__What the task asks__: An exact, complete copy of the data is all that is needed.

__Supplied material__:
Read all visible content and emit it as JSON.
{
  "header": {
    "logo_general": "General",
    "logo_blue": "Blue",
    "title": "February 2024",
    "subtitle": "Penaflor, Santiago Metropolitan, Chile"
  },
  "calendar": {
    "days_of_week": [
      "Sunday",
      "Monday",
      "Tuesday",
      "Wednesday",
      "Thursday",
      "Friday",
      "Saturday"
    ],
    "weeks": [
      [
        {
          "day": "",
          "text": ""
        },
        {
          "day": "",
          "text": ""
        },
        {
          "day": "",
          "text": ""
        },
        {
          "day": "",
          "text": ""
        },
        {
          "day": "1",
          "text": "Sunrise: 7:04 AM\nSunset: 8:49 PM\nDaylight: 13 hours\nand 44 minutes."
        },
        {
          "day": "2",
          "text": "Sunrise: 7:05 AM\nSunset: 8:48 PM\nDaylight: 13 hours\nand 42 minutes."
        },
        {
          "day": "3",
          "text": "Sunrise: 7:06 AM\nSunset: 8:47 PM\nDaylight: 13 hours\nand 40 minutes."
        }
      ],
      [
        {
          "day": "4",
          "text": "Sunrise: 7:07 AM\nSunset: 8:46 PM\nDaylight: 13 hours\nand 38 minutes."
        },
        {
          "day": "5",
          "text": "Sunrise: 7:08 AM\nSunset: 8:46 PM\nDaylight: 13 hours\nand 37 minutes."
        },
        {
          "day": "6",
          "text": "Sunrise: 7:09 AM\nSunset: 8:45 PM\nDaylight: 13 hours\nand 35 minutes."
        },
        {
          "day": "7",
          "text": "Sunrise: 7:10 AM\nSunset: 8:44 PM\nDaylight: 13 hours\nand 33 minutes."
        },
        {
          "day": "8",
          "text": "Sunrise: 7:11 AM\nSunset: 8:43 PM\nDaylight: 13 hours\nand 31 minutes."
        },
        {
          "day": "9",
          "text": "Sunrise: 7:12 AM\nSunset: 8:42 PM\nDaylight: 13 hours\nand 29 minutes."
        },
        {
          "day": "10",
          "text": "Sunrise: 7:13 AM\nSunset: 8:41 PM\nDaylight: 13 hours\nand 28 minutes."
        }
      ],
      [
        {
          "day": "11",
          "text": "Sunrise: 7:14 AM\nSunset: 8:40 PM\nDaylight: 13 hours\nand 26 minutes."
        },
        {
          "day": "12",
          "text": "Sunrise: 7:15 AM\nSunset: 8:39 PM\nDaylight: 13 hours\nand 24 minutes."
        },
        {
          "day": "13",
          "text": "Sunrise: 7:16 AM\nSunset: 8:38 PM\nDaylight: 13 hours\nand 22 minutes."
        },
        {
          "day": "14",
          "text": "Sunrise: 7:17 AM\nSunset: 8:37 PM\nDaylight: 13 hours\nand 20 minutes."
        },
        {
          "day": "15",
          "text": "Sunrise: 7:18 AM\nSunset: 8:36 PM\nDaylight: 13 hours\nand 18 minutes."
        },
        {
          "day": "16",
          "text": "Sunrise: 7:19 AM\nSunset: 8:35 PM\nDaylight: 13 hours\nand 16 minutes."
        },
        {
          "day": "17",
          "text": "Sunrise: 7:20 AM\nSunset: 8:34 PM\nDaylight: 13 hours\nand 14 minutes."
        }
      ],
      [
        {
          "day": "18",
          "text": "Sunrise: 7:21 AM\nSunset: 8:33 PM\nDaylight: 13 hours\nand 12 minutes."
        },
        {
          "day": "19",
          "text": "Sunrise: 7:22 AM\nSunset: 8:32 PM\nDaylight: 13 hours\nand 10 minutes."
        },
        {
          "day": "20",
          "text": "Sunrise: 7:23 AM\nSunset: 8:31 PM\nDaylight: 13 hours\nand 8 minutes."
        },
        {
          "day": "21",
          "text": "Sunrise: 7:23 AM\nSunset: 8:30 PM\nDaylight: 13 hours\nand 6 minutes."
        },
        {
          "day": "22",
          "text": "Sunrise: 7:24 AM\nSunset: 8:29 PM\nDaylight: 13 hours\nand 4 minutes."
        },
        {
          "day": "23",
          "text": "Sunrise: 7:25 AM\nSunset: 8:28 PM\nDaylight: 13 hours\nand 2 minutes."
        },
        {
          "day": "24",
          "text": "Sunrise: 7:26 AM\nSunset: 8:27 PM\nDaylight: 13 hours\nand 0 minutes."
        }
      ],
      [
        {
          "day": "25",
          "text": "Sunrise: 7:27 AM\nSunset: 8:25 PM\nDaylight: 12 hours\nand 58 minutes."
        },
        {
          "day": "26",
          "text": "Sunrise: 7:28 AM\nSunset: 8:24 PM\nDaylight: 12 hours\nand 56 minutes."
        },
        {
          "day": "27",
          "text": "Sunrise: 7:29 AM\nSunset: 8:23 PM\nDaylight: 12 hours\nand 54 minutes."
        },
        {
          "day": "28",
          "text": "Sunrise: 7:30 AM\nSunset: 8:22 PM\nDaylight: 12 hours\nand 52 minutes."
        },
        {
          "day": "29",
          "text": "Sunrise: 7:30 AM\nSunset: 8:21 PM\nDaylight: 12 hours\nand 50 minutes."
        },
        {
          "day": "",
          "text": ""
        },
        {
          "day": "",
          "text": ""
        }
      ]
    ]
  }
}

__Result of this exercise__:
Read all visible content and emit it as JSON.
{
  "header": {
    "logo_general": "General",
    "logo_blue": "Blue",
    "title": "February 2024",
    "subtitle": "Penaflor, Santiago Metropolitan, Chile"
  },
  "calendar": {
    "days_of_week": [
      "Sunday",
      "Monday",
      "Tuesday",
      "Wednesday",
      "Thursday",
      "Friday",
      "Saturday"
    ],
    "weeks": [
      [
        {
          "day": "",
          "text": ""
        },
        {
          "day": "",
          "text": ""
        },
        {
          "day": "",
          "text": ""
        },
        {
          "day": "",
          "text": ""
        },
        {
          "day": "1",
          "text": "Sunrise: 7:04 AM\nSunset: 8:49 PM\nDaylight: 13 hours\nand 44 minutes."
        },
        {
          "day": "2",
          "text": "Sunrise: 7:05 AM\nSunset: 8:48 PM\nDaylight: 13 hours\nand 42 minutes."
        },
        {
          "day": "3",
          "text": "Sunrise: 7:06 AM\nSunset: 8:47 PM\nDaylight: 13 hours\nand 40 minutes."
        }
      ],
      [
        {
          "day": "4",
          "text": "Sunrise: 7:07 AM\nSunset: 8:46 PM\nDaylight: 13 hours\nand 38 minutes."
        },
        {
          "day": "5",
          "text": "Sunrise: 7:08 AM\nSunset: 8:46 PM\nDaylight: 13 hours\nand 37 minutes."
        },
        {
          "day": "6",
          "text": "Sunrise: 7:09 AM\nSunset: 8:45 PM\nDaylight: 13 hours\nand 35 minutes."
        },
        {
          "day": "7",
          "text": "Sunrise: 7:10 AM\nSunset: 8:44 PM\nDaylight: 13 hours\nand 33 minutes."
        },
        {
          "day": "8",
          "text": "Sunrise: 7:11 AM\nSunset: 8:43 PM\nDaylight: 13 hours\nand 31 minutes."
        },
        {
          "day": "9",
          "text": "Sunrise: 7:12 AM\nSunset: 8:42 PM\nDaylight: 13 hours\nand 29 minutes."
        },
        {
          "day": "10",
          "text": "Sunrise: 7:13 AM\nSunset: 8:41 PM\nDaylight: 13 hours\nand 28 minutes."
        }
      ],
      [
        {
          "day": "11",
          "text": "Sunrise: 7:14 AM\nSunset: 8:40 PM\nDaylight: 13 hours\nand 26 minutes."
        },
        {
          "day": "12",
          "text": "Sunrise: 7:15 AM\nSunset: 8:39 PM\nDaylight: 13 hours\nand 24 minutes."
        },
        {
          "day": "13",
          "text": "Sunrise: 7:16 AM\nSunset: 8:38 PM\nDaylight: 13 hours\nand 22 minutes."
        },
        {
          "day": "14",
          "text": "Sunrise: 7:17 AM\nSunset: 8:37 PM\nDaylight: 13 hours\nand 20 minutes."
        },
        {
          "day": "15",
          "text": "Sunrise: 7:18 AM\nSunset: 8:36 PM\nDaylight: 13 hours\nand 18 minutes."
        },
        {
          "day": "16",
          "text": "Sunrise: 7:19 AM\nSunset: 8:35 PM\nDaylight: 13 hours\nand 16 minutes."
        },
        {
          "day": "17",
          "text": "Sunrise: 7:20 AM\nSunset: 8:34 PM\nDaylight: 13 hours\nand 14 minutes."
        }
      ],
      [
        {
          "day": "18",
          "text": "Sunrise: 7:21 AM\nSunset: 8:33 PM\nDaylight: 13 hours\nand 12 minutes."
        },
        {
          "day": "19",
          "text": "Sunrise: 7:22 AM\nSunset: 8:32 PM\nDaylight: 13 hours\nand 10 minutes."
        },
        {
          "day": "20",
          "text": "Sunrise: 7:23 AM\nSunset: 8:31 PM\nDaylight: 13 hours\nand 8 minutes."
        },
        {
          "day": "21",
          "text": "Sunrise: 7:23 AM\nSunset: 8:30 PM\nDaylight: 13 hours\nand 6 minutes."
        },
        {
          "day": "22",
          "text": "Sunrise: 7:24 AM\nSunset: 8:29 PM\nDaylight: 13 hours\nand 4 minutes."
        },
        {
          "day": "23",
          "text": "Sunrise: 7:25 AM\nSunset: 8:28 PM\nDaylight: 13 hours\nand 2 minutes."
        },
        {
          "day": "24",
          "text": "Sunrise: 7:26 AM\nSunset: 8:27 PM\nDaylight: 13 hours\nand 0 minutes."
        }
      ],
      [
        {
          "day": "25",
          "text": "Sunrise: 7:27 AM\nSunset: 8:25 PM\nDaylight: 12 hours\nand 58 minutes."
        },
        {
          "day": "26",
          "text": "Sunrise: 7:28 AM\nSunset: 8:24 PM\nDaylight: 12 hours\nand 56 minutes."
        },
        {
          "day": "27",
          "text": "Sunrise: 7:29 AM\nSunset: 8:23 PM\nDaylight: 12 hours\nand 54 minutes."
        },
        {
          "day": "28",
          "text": "Sunrise: 7:30 AM\nSunset: 8:22 PM\nDaylight: 12 hours\nand 52 minutes."
        },
        {
          "day": "29",
          "text": "Sunrise: 7:30 AM\nSunset: 8:21 PM\nDaylight: 12 hours\nand 50 minutes."
        },
        {
          "day": "",
          "text": ""
        },
        {
          "day": "",
          "text": ""
        }
      ]
    ]
  }
}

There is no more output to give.